#### Entries provided
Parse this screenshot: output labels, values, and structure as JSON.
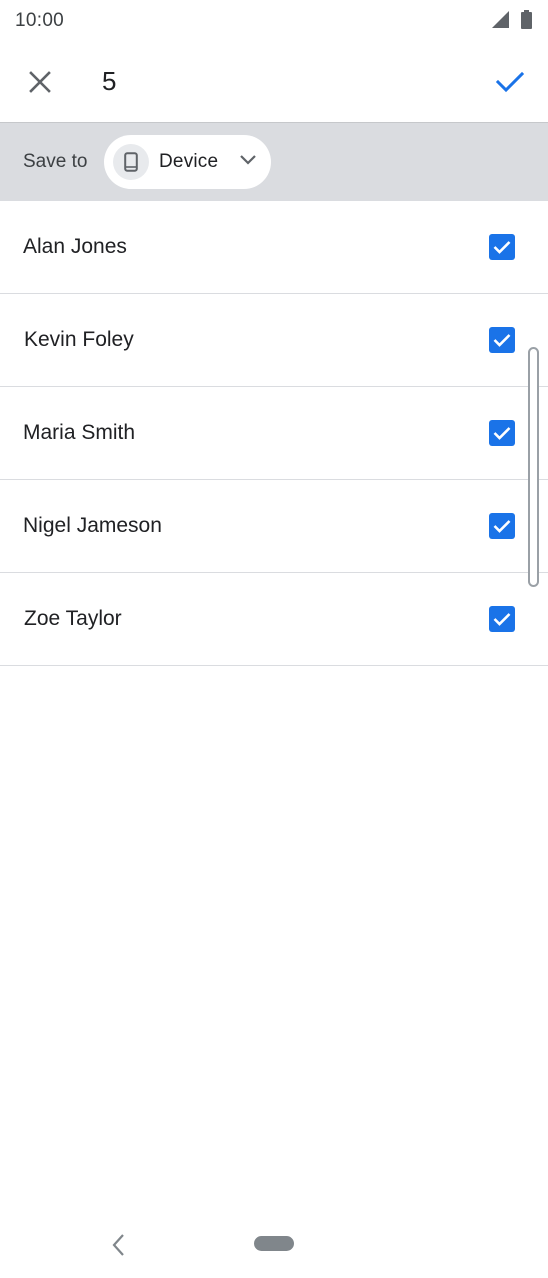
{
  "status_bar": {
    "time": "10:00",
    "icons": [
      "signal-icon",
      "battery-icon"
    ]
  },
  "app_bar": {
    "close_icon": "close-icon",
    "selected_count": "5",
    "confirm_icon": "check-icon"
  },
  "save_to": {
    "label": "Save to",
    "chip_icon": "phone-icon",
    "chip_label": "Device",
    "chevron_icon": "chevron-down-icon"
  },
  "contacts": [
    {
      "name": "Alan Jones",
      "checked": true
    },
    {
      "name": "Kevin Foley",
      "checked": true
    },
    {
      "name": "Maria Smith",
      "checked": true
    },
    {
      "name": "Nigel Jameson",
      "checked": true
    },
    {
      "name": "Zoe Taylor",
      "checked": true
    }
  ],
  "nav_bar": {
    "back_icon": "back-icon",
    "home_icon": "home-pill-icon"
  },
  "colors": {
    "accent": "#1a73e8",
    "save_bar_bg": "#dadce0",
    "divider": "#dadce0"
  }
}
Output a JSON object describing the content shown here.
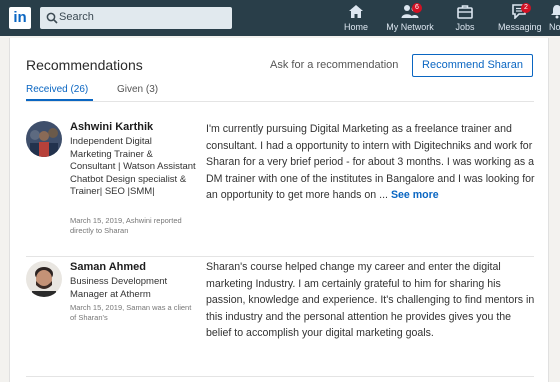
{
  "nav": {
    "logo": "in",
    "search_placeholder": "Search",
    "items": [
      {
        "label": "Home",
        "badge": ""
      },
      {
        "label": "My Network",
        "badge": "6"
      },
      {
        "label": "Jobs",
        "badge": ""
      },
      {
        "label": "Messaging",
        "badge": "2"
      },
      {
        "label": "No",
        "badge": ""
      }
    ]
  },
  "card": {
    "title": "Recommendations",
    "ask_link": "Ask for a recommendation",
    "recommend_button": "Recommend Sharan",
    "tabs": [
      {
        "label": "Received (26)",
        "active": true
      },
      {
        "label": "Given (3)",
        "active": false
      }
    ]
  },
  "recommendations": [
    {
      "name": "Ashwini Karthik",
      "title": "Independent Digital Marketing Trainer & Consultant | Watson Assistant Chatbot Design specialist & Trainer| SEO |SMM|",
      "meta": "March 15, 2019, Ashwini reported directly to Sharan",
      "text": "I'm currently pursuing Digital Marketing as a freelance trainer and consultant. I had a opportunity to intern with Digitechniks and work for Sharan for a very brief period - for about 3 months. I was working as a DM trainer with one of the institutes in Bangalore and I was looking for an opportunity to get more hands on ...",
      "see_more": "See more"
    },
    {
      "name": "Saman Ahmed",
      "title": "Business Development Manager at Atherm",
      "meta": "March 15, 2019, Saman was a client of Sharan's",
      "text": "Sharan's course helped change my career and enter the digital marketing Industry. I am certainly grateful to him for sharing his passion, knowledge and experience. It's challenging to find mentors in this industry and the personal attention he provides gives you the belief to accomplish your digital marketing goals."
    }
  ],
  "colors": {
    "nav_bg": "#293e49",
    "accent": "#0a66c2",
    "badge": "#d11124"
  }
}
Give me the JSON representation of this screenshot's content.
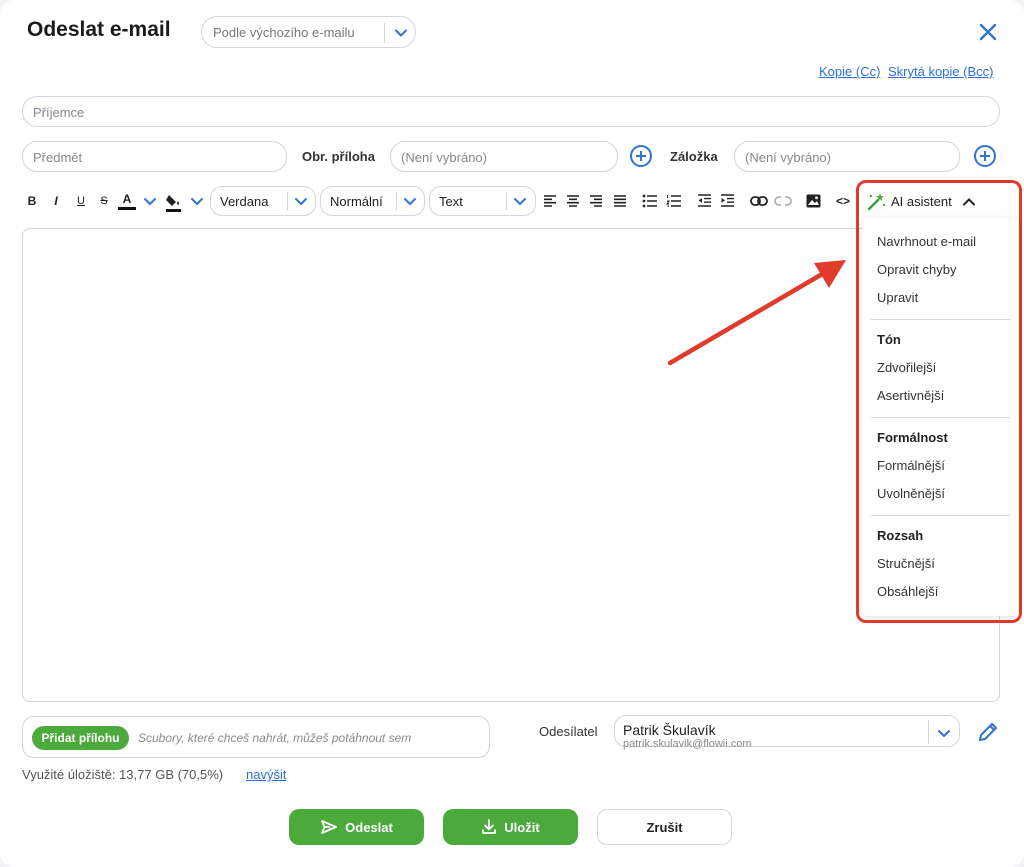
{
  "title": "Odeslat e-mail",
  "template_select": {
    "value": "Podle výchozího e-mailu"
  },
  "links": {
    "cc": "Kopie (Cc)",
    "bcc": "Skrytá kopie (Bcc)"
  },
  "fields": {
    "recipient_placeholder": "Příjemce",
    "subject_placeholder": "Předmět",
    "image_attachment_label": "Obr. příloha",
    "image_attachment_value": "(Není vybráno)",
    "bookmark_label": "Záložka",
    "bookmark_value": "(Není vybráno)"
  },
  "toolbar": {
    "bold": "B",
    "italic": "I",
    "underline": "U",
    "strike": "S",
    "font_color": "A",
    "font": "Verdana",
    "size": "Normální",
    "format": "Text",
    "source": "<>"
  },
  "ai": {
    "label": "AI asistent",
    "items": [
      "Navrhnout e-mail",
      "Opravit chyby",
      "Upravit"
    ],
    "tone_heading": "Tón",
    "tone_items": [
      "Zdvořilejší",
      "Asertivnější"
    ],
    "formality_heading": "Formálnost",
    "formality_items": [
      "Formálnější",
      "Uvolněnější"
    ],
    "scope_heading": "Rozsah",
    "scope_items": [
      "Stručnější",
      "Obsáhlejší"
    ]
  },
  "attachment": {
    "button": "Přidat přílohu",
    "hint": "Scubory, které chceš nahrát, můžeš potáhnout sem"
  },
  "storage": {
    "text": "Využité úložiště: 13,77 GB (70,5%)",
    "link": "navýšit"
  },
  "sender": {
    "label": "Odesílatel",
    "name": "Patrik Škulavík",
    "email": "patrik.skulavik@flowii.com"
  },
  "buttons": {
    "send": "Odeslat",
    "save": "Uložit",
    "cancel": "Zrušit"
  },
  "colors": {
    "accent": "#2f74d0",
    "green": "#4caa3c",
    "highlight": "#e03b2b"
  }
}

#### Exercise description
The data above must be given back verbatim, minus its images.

#### Solution to the problem
Parse this screenshot: output labels, values, and structure as JSON.
{
  "status_bar": {
    "time": "10:00",
    "icons": [
      "signal-icon",
      "battery-icon"
    ]
  },
  "app_bar": {
    "close_icon": "close-icon",
    "selected_count": "5",
    "confirm_icon": "check-icon"
  },
  "save_to": {
    "label": "Save to",
    "chip_icon": "phone-icon",
    "chip_label": "Device",
    "chevron_icon": "chevron-down-icon"
  },
  "contacts": [
    {
      "name": "Alan Jones",
      "checked": true
    },
    {
      "name": "Kevin Foley",
      "checked": true
    },
    {
      "name": "Maria Smith",
      "checked": true
    },
    {
      "name": "Nigel Jameson",
      "checked": true
    },
    {
      "name": "Zoe Taylor",
      "checked": true
    }
  ],
  "nav_bar": {
    "back_icon": "back-icon",
    "home_icon": "home-pill-icon"
  },
  "colors": {
    "accent": "#1a73e8",
    "save_bar_bg": "#dadce0",
    "divider": "#dadce0"
  }
}
Output a JSON object describing the content shown here.
{
  "nav": {
    "logo": "in",
    "search_placeholder": "Search",
    "items": [
      {
        "label": "Home",
        "badge": ""
      },
      {
        "label": "My Network",
        "badge": "6"
      },
      {
        "label": "Jobs",
        "badge": ""
      },
      {
        "label": "Messaging",
        "badge": "2"
      },
      {
        "label": "No",
        "badge": ""
      }
    ]
  },
  "card": {
    "title": "Recommendations",
    "ask_link": "Ask for a recommendation",
    "recommend_button": "Recommend Sharan",
    "tabs": [
      {
        "label": "Received (26)",
        "active": true
      },
      {
        "label": "Given (3)",
        "active": false
      }
    ]
  },
  "recommendations": [
    {
      "name": "Ashwini Karthik",
      "title": "Independent Digital Marketing Trainer & Consultant | Watson Assistant Chatbot Design specialist & Trainer| SEO |SMM|",
      "meta": "March 15, 2019, Ashwini reported directly to Sharan",
      "text": "I'm currently pursuing Digital Marketing as a freelance trainer and consultant. I had a opportunity to intern with Digitechniks and work for Sharan for a very brief period - for about 3 months. I was working as a DM trainer with one of the institutes in Bangalore and I was looking for an opportunity to get more hands on ...",
      "see_more": "See more"
    },
    {
      "name": "Saman Ahmed",
      "title": "Business Development Manager at Atherm",
      "meta": "March 15, 2019, Saman was a client of Sharan's",
      "text": "Sharan's course helped change my career and enter the digital marketing Industry. I am certainly grateful to him for sharing his passion, knowledge and experience. It's challenging to find mentors in this industry and the personal attention he provides gives you the belief to accomplish your digital marketing goals."
    }
  ],
  "colors": {
    "nav_bg": "#293e49",
    "accent": "#0a66c2",
    "badge": "#d11124"
  }
}
Give me the JSON representation of this screenshot's content.
{
  "title": "Odeslat e-mail",
  "template_select": {
    "value": "Podle výchozího e-mailu"
  },
  "links": {
    "cc": "Kopie (Cc)",
    "bcc": "Skrytá kopie (Bcc)"
  },
  "fields": {
    "recipient_placeholder": "Příjemce",
    "subject_placeholder": "Předmět",
    "image_attachment_label": "Obr. příloha",
    "image_attachment_value": "(Není vybráno)",
    "bookmark_label": "Záložka",
    "bookmark_value": "(Není vybráno)"
  },
  "toolbar": {
    "bold": "B",
    "italic": "I",
    "underline": "U",
    "strike": "S",
    "font_color": "A",
    "font": "Verdana",
    "size": "Normální",
    "format": "Text",
    "source": "<>"
  },
  "ai": {
    "label": "AI asistent",
    "items": [
      "Navrhnout e-mail",
      "Opravit chyby",
      "Upravit"
    ],
    "tone_heading": "Tón",
    "tone_items": [
      "Zdvořilejší",
      "Asertivnější"
    ],
    "formality_heading": "Formálnost",
    "formality_items": [
      "Formálnější",
      "Uvolněnější"
    ],
    "scope_heading": "Rozsah",
    "scope_items": [
      "Stručnější",
      "Obsáhlejší"
    ]
  },
  "attachment": {
    "button": "Přidat přílohu",
    "hint": "Scubory, které chceš nahrát, můžeš potáhnout sem"
  },
  "storage": {
    "text": "Využité úložiště: 13,77 GB (70,5%)",
    "link": "navýšit"
  },
  "sender": {
    "label": "Odesílatel",
    "name": "Patrik Škulavík",
    "email": "patrik.skulavik@flowii.com"
  },
  "buttons": {
    "send": "Odeslat",
    "save": "Uložit",
    "cancel": "Zrušit"
  },
  "colors": {
    "accent": "#2f74d0",
    "green": "#4caa3c",
    "highlight": "#e03b2b"
  }
}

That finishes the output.